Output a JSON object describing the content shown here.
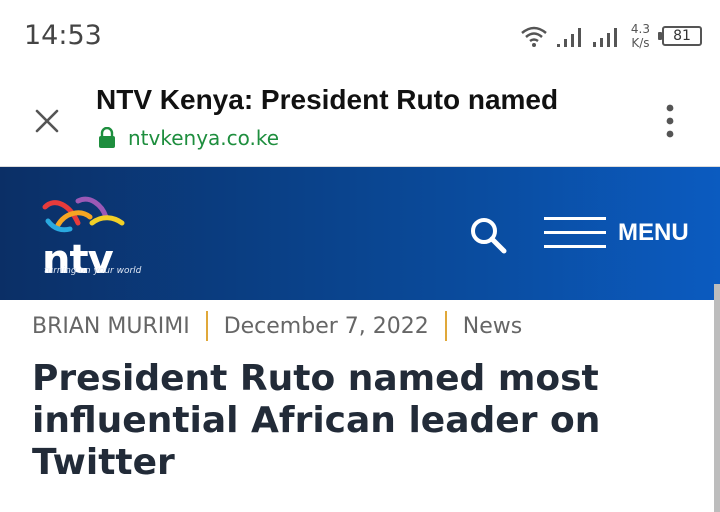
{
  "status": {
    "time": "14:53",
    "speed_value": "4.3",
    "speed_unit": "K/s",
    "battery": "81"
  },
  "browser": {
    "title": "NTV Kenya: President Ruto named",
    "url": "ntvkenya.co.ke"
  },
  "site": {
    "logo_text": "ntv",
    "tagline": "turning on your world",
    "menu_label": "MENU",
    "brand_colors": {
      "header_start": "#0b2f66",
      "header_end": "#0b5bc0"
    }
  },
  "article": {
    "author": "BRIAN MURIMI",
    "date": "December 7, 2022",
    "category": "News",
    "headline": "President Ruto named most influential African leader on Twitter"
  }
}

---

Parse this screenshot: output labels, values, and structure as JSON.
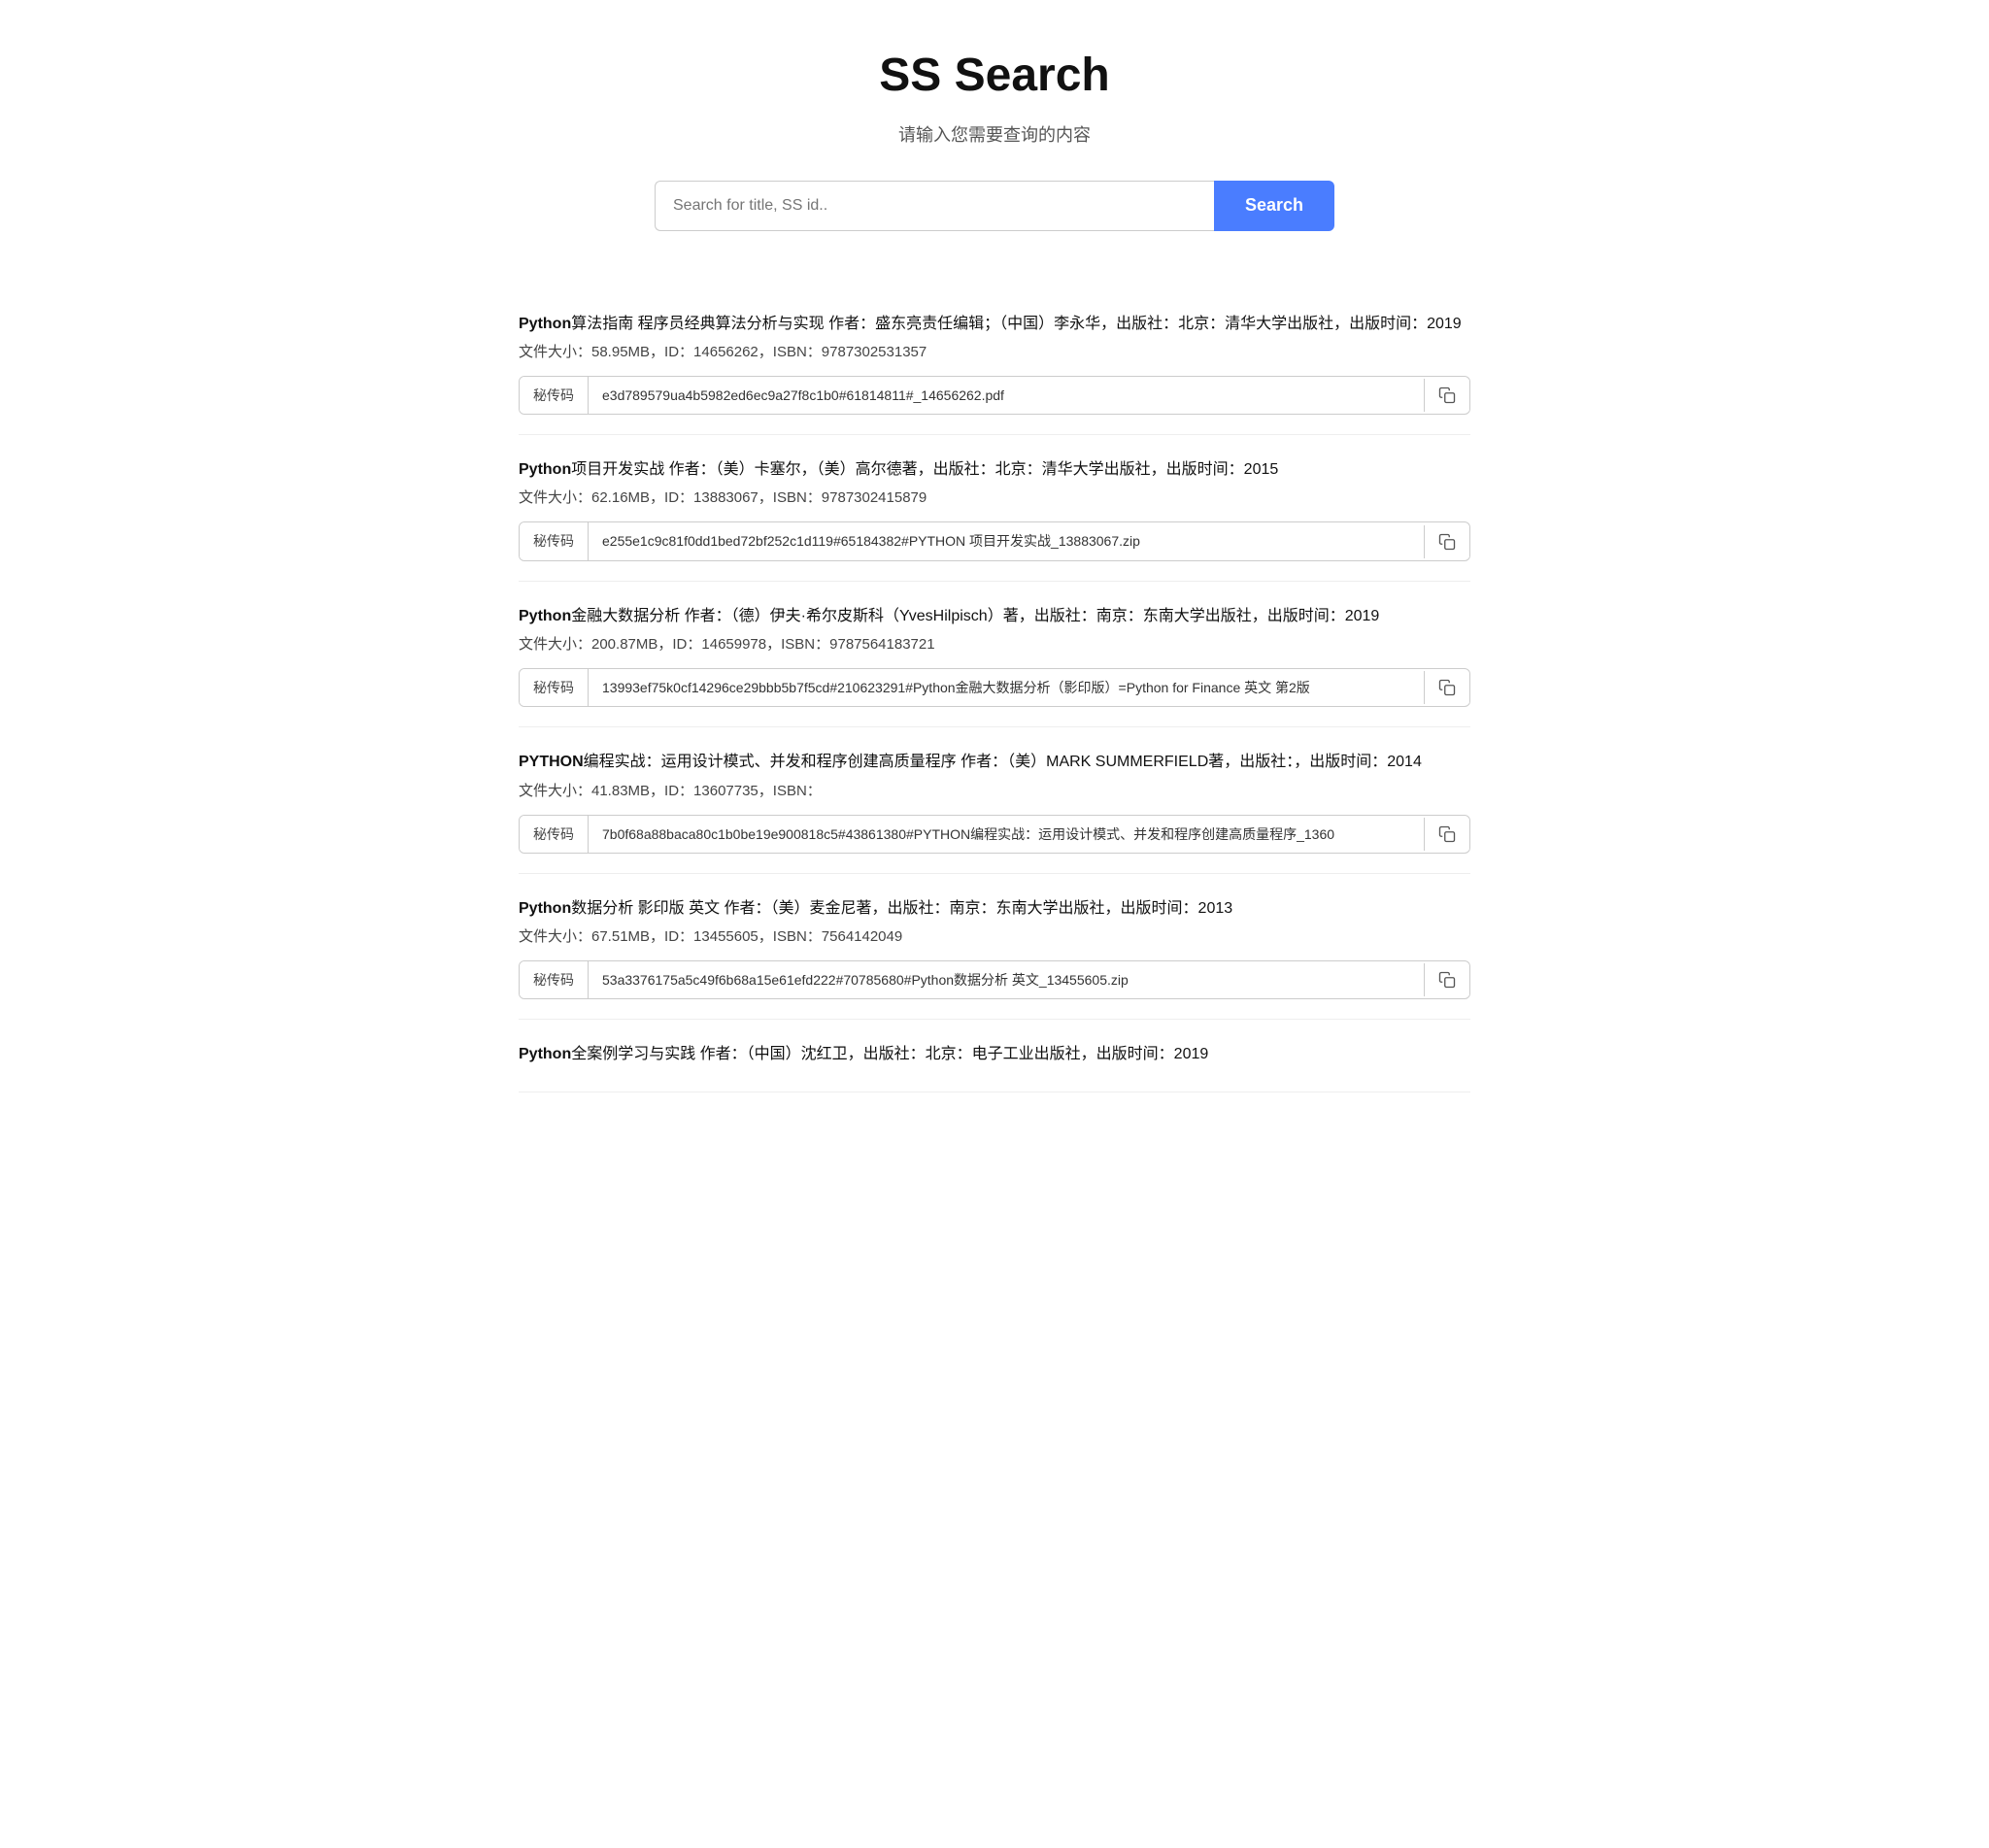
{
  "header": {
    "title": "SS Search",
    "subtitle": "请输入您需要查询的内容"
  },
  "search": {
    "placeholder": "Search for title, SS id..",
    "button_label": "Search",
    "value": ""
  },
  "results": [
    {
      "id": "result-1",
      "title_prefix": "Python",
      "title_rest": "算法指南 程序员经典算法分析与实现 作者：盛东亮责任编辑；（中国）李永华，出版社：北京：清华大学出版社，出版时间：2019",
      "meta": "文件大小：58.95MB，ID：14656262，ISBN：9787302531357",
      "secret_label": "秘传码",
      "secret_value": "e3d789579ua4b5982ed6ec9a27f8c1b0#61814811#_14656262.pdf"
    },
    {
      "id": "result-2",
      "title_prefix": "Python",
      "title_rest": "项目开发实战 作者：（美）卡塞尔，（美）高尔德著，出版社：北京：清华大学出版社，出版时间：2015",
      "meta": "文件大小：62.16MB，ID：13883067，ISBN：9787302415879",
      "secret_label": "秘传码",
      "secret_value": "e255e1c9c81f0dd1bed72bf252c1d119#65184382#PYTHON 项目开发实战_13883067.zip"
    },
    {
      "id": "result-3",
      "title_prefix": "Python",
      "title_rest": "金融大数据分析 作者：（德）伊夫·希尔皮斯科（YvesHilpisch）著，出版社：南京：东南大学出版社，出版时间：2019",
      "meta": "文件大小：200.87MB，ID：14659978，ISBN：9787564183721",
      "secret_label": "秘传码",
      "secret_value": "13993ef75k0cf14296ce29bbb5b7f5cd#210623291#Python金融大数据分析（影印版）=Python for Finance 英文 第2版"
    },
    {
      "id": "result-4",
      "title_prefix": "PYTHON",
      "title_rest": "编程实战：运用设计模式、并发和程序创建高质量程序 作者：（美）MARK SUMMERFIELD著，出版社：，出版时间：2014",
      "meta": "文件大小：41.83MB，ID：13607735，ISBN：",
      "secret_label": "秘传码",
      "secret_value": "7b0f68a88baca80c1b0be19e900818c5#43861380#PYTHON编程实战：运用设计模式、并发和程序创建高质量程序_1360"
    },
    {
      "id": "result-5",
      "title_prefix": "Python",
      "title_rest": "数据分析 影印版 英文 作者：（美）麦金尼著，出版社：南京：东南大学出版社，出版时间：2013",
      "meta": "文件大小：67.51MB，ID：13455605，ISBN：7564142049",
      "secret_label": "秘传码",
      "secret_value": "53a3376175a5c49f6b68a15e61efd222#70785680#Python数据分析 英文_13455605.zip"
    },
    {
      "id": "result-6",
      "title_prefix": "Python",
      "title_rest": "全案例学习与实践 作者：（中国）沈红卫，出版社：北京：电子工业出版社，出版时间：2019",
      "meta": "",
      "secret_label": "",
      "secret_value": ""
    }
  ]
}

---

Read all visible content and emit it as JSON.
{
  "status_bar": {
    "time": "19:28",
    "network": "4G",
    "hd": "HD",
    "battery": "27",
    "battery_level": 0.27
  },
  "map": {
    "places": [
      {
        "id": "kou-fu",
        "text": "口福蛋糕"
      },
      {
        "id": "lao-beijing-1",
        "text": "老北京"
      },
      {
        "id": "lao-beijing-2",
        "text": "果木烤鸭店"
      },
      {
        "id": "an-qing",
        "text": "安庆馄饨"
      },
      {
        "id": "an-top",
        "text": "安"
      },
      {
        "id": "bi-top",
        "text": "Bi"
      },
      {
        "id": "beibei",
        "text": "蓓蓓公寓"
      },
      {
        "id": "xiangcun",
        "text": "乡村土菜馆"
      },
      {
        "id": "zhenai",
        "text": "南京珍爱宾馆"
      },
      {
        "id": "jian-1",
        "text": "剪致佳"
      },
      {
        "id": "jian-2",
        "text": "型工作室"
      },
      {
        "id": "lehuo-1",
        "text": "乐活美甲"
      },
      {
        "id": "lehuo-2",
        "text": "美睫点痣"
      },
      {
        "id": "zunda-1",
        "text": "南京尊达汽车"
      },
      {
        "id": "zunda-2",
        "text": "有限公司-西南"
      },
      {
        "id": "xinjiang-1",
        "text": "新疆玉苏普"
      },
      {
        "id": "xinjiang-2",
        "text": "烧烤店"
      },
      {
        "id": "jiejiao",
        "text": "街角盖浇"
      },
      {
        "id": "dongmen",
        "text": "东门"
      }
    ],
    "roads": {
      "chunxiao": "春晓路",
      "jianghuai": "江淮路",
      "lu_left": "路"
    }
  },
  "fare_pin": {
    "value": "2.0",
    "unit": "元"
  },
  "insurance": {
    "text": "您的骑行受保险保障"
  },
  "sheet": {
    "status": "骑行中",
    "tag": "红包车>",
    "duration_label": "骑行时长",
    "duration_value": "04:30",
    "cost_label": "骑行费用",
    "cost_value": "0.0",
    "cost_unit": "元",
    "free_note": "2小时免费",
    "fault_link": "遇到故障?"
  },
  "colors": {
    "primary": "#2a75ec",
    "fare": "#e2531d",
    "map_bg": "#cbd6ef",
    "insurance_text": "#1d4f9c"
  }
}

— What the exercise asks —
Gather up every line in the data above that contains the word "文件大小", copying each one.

— Result of the task —
      "meta": "文件大小：58.95MB，ID：14656262，ISBN：9787302531357",
      "meta": "文件大小：62.16MB，ID：13883067，ISBN：9787302415879",
      "meta": "文件大小：200.87MB，ID：14659978，ISBN：9787564183721",
      "meta": "文件大小：41.83MB，ID：13607735，ISBN：",
      "meta": "文件大小：67.51MB，ID：13455605，ISBN：7564142049",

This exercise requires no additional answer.